Clearly, where household income is insufficient to fund a higher tax (for example, where a pensioner dependent on state pension or other limited income owns a valuable property), payment can be deferred until death or disposal of the property. Such an approach also incentivises downsizing and more effective occupation of both existing and new housing stock. Local authorities should have greater flexibility to set their own council tax rates, with the current central government cap removed. Councils are, after all, subject to democratic accountability, and administrations will be voted out if they get the balance between service delivery and revenue-raising wrong. Councils should have the power to raise other local taxes – for example, cities and other areas with significant tourists should be able to raise a bed tax on tourists, including occupiers on Airbnb, as do many other cities in Europe and elsewhere, which will provide significant revenue to fund services they use but which only existing taxpayers pay for.
The current system of housing taxation both inflates house prices and fails to stabilise the housing market. It also taxes people buying their first home, while not taxing the capital gain made by most homeowners when they sell, so stamp duty should be abolished and replaced by a system of taxing the capital gain made by households on disposal. This is a capital gain which is often made by the children of owners rather than by the owners themselves. The inheritance of property, combined with the operation of the ‘bank of Mum and Dad’, is now a major factor in the growth of inequality in the country. So, as well as housing taxes being reformed, we need to reform inheritance tax, whether it is the inheritance of property or other assets, through the introduction of a lifetime gifts tax. These reforms would probably be more effective in terms of wealth distribution than a more generalised one-off or annual wealth tax, as such a system would lead to a significant reduction in wealth inequality over the longer term.
Land value taxation is often put forward as a solution to inequalities in wealth and income, but the world is very different from the time the proposition was put forward by Henry George.

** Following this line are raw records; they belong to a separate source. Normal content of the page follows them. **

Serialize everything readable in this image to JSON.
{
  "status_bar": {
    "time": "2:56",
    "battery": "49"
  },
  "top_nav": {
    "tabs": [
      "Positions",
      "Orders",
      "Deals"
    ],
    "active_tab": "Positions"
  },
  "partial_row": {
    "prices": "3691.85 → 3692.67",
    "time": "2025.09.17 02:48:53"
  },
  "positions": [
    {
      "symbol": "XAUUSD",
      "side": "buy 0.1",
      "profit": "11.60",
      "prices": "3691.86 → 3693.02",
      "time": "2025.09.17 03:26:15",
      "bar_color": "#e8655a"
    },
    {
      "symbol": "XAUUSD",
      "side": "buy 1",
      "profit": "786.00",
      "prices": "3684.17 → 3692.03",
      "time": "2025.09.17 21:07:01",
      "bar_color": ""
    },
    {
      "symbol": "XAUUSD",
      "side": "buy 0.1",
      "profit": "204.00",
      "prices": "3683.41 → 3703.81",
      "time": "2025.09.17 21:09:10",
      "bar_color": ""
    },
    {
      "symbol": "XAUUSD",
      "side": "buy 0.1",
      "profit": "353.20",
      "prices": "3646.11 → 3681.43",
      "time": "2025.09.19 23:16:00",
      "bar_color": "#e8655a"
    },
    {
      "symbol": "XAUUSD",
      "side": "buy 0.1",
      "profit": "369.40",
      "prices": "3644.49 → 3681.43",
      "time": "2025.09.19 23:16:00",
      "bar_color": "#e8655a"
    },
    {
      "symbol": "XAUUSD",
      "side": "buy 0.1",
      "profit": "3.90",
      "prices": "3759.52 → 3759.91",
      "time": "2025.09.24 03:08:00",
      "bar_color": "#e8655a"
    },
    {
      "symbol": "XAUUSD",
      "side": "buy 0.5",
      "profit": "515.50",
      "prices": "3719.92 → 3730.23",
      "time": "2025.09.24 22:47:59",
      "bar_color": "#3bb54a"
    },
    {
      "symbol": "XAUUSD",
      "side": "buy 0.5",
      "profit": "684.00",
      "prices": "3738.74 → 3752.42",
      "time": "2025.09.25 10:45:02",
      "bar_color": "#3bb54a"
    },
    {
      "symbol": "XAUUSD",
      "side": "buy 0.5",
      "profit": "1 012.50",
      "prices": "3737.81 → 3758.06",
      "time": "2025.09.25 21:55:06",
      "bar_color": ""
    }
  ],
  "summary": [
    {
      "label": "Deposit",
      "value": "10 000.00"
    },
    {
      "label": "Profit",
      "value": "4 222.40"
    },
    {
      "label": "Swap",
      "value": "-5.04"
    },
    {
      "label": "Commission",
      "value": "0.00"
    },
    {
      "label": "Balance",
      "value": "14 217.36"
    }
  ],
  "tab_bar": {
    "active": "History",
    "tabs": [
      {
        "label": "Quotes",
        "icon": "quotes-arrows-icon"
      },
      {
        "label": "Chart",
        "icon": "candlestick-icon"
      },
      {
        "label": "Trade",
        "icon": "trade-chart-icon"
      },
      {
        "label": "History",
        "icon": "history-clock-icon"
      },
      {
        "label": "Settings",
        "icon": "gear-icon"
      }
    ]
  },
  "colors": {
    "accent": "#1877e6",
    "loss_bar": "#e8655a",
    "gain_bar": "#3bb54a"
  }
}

The most effective way of using undeveloped land which is suitable for development (and this excludes agricultural land and land which genuinely meets environmental protection objectives) is for the land to be taken into public ownership, rather than leaving the land in private ownership and then taxing the landowner and/or developer. All this does is disincentivise appropriate development and increase the cost of development and, therefore, the price of the market housing built on a site. The best approach to delivering new affordable housing is for the local authority or other public body to have the power to designate the land for a specific use (such as socially rented housing) which depresses the land value. Additionally, where the landowner refuses to make the land available for development, the local authority should have the power to acquire the land at its existing use value, so any capital gain is accrued by the public sector, not by landowner or private developer.
Some of these proposed tax changes would actually be popular, at least with lower- and middle-income households, who would all benefit. We need a comprehensive and coherent approach we can explain to the electorate. Taxation is necessary, but it does not have to be a vote loser.